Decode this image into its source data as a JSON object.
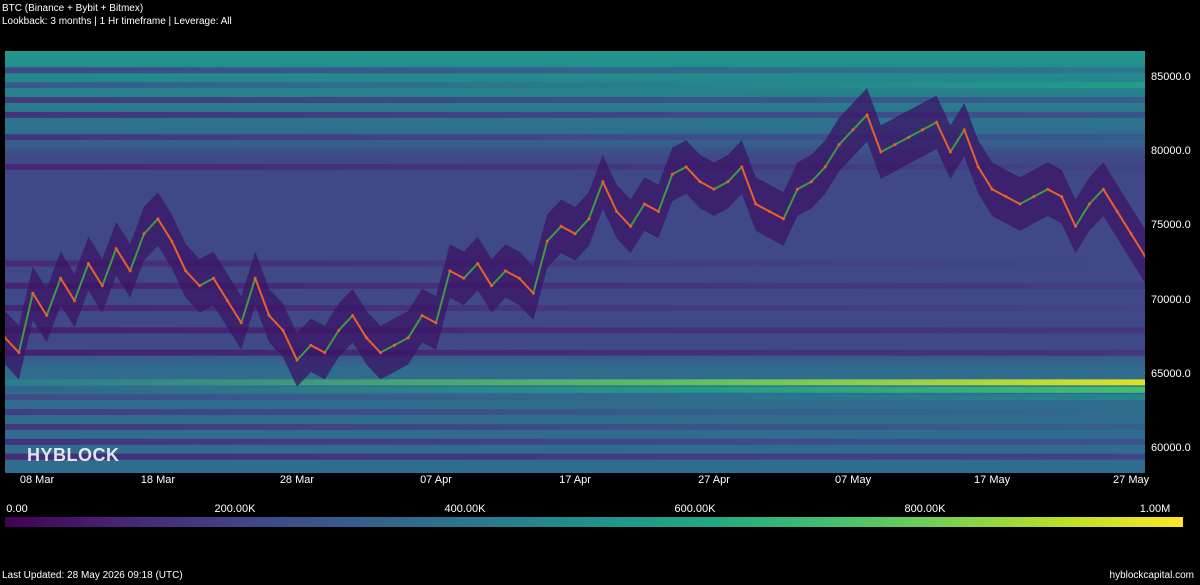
{
  "header": {
    "title": "BTC (Binance + Bybit + Bitmex)",
    "subtitle": "Lookback: 3 months | 1 Hr timeframe | Leverage: All"
  },
  "watermark": "HYBLOCK",
  "footer": {
    "last_updated": "Last Updated: 28 May 2026 09:18 (UTC)",
    "site": "hyblockcapital.com"
  },
  "colors": {
    "background": "#000000",
    "price_up": "#3f9a46",
    "price_down": "#e8602c",
    "colormap": [
      "#440154",
      "#482475",
      "#414487",
      "#355f8d",
      "#2a788e",
      "#21918c",
      "#22a884",
      "#44bf70",
      "#7ad151",
      "#bddf26",
      "#fde725"
    ]
  },
  "chart_data": {
    "type": "heatmap",
    "title": "BTC (Binance + Bybit + Bitmex)",
    "ylim": [
      58400,
      86800
    ],
    "xlim": [
      "2026-03-07",
      "2026-05-28"
    ],
    "y_ticks": [
      "60000.0",
      "65000.0",
      "70000.0",
      "75000.0",
      "80000.0",
      "85000.0"
    ],
    "x_ticks": [
      {
        "label": "08 Mar",
        "date": "2026-03-08"
      },
      {
        "label": "18 Mar",
        "date": "2026-03-18"
      },
      {
        "label": "28 Mar",
        "date": "2026-03-28"
      },
      {
        "label": "07 Apr",
        "date": "2026-04-07"
      },
      {
        "label": "17 Apr",
        "date": "2026-04-17"
      },
      {
        "label": "27 Apr",
        "date": "2026-04-27"
      },
      {
        "label": "07 May",
        "date": "2026-05-07"
      },
      {
        "label": "17 May",
        "date": "2026-05-17"
      },
      {
        "label": "27 May",
        "date": "2026-05-27"
      }
    ],
    "colorbar": {
      "min": 0,
      "max": 1000000,
      "ticks": [
        "0.00",
        "200.00K",
        "400.00K",
        "600.00K",
        "800.00K",
        "1.00M"
      ]
    },
    "liquidation_bands": [
      {
        "price": 64500,
        "value": 950000
      },
      {
        "price": 64000,
        "value": 700000
      },
      {
        "price": 63500,
        "value": 450000
      },
      {
        "price": 62500,
        "value": 350000
      },
      {
        "price": 61500,
        "value": 300000
      },
      {
        "price": 60500,
        "value": 260000
      },
      {
        "price": 59500,
        "value": 200000
      },
      {
        "price": 84500,
        "value": 550000
      },
      {
        "price": 85500,
        "value": 400000
      },
      {
        "price": 83500,
        "value": 300000
      },
      {
        "price": 82500,
        "value": 250000
      },
      {
        "price": 81000,
        "value": 280000
      },
      {
        "price": 79000,
        "value": 200000
      },
      {
        "price": 72500,
        "value": 220000
      },
      {
        "price": 71000,
        "value": 180000
      },
      {
        "price": 69500,
        "value": 200000
      },
      {
        "price": 68000,
        "value": 160000
      },
      {
        "price": 66500,
        "value": 150000
      }
    ],
    "price_series": [
      {
        "date": "2026-03-07",
        "price": 67500
      },
      {
        "date": "2026-03-08",
        "price": 66500
      },
      {
        "date": "2026-03-09",
        "price": 70500
      },
      {
        "date": "2026-03-10",
        "price": 69000
      },
      {
        "date": "2026-03-11",
        "price": 71500
      },
      {
        "date": "2026-03-12",
        "price": 70000
      },
      {
        "date": "2026-03-13",
        "price": 72500
      },
      {
        "date": "2026-03-14",
        "price": 71000
      },
      {
        "date": "2026-03-15",
        "price": 73500
      },
      {
        "date": "2026-03-16",
        "price": 72000
      },
      {
        "date": "2026-03-17",
        "price": 74500
      },
      {
        "date": "2026-03-18",
        "price": 75500
      },
      {
        "date": "2026-03-19",
        "price": 74000
      },
      {
        "date": "2026-03-20",
        "price": 72000
      },
      {
        "date": "2026-03-21",
        "price": 71000
      },
      {
        "date": "2026-03-22",
        "price": 71500
      },
      {
        "date": "2026-03-23",
        "price": 70000
      },
      {
        "date": "2026-03-24",
        "price": 68500
      },
      {
        "date": "2026-03-25",
        "price": 71500
      },
      {
        "date": "2026-03-26",
        "price": 69000
      },
      {
        "date": "2026-03-27",
        "price": 68000
      },
      {
        "date": "2026-03-28",
        "price": 66000
      },
      {
        "date": "2026-03-29",
        "price": 67000
      },
      {
        "date": "2026-03-30",
        "price": 66500
      },
      {
        "date": "2026-03-31",
        "price": 68000
      },
      {
        "date": "2026-04-01",
        "price": 69000
      },
      {
        "date": "2026-04-02",
        "price": 67500
      },
      {
        "date": "2026-04-03",
        "price": 66500
      },
      {
        "date": "2026-04-04",
        "price": 67000
      },
      {
        "date": "2026-04-05",
        "price": 67500
      },
      {
        "date": "2026-04-06",
        "price": 69000
      },
      {
        "date": "2026-04-07",
        "price": 68500
      },
      {
        "date": "2026-04-08",
        "price": 72000
      },
      {
        "date": "2026-04-09",
        "price": 71500
      },
      {
        "date": "2026-04-10",
        "price": 72500
      },
      {
        "date": "2026-04-11",
        "price": 71000
      },
      {
        "date": "2026-04-12",
        "price": 72000
      },
      {
        "date": "2026-04-13",
        "price": 71500
      },
      {
        "date": "2026-04-14",
        "price": 70500
      },
      {
        "date": "2026-04-15",
        "price": 74000
      },
      {
        "date": "2026-04-16",
        "price": 75000
      },
      {
        "date": "2026-04-17",
        "price": 74500
      },
      {
        "date": "2026-04-18",
        "price": 75500
      },
      {
        "date": "2026-04-19",
        "price": 78000
      },
      {
        "date": "2026-04-20",
        "price": 76000
      },
      {
        "date": "2026-04-21",
        "price": 75000
      },
      {
        "date": "2026-04-22",
        "price": 76500
      },
      {
        "date": "2026-04-23",
        "price": 76000
      },
      {
        "date": "2026-04-24",
        "price": 78500
      },
      {
        "date": "2026-04-25",
        "price": 79000
      },
      {
        "date": "2026-04-26",
        "price": 78000
      },
      {
        "date": "2026-04-27",
        "price": 77500
      },
      {
        "date": "2026-04-28",
        "price": 78000
      },
      {
        "date": "2026-04-29",
        "price": 79000
      },
      {
        "date": "2026-04-30",
        "price": 76500
      },
      {
        "date": "2026-05-01",
        "price": 76000
      },
      {
        "date": "2026-05-02",
        "price": 75500
      },
      {
        "date": "2026-05-03",
        "price": 77500
      },
      {
        "date": "2026-05-04",
        "price": 78000
      },
      {
        "date": "2026-05-05",
        "price": 79000
      },
      {
        "date": "2026-05-06",
        "price": 80500
      },
      {
        "date": "2026-05-07",
        "price": 81500
      },
      {
        "date": "2026-05-08",
        "price": 82500
      },
      {
        "date": "2026-05-09",
        "price": 80000
      },
      {
        "date": "2026-05-10",
        "price": 80500
      },
      {
        "date": "2026-05-11",
        "price": 81000
      },
      {
        "date": "2026-05-12",
        "price": 81500
      },
      {
        "date": "2026-05-13",
        "price": 82000
      },
      {
        "date": "2026-05-14",
        "price": 80000
      },
      {
        "date": "2026-05-15",
        "price": 81500
      },
      {
        "date": "2026-05-16",
        "price": 79000
      },
      {
        "date": "2026-05-17",
        "price": 77500
      },
      {
        "date": "2026-05-18",
        "price": 77000
      },
      {
        "date": "2026-05-19",
        "price": 76500
      },
      {
        "date": "2026-05-20",
        "price": 77000
      },
      {
        "date": "2026-05-21",
        "price": 77500
      },
      {
        "date": "2026-05-22",
        "price": 77000
      },
      {
        "date": "2026-05-23",
        "price": 75000
      },
      {
        "date": "2026-05-24",
        "price": 76500
      },
      {
        "date": "2026-05-25",
        "price": 77500
      },
      {
        "date": "2026-05-26",
        "price": 76000
      },
      {
        "date": "2026-05-27",
        "price": 74500
      },
      {
        "date": "2026-05-28",
        "price": 73000
      }
    ]
  }
}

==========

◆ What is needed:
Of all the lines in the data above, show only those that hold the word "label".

◆ Exercise response:
        "label": "08 Mar",
        "label": "18 Mar",
        "label": "28 Mar",
        "label": "07 Apr",
        "label": "17 Apr",
        "label": "27 Apr",
        "label": "07 May",
        "label": "17 May",
        "label": "27 May",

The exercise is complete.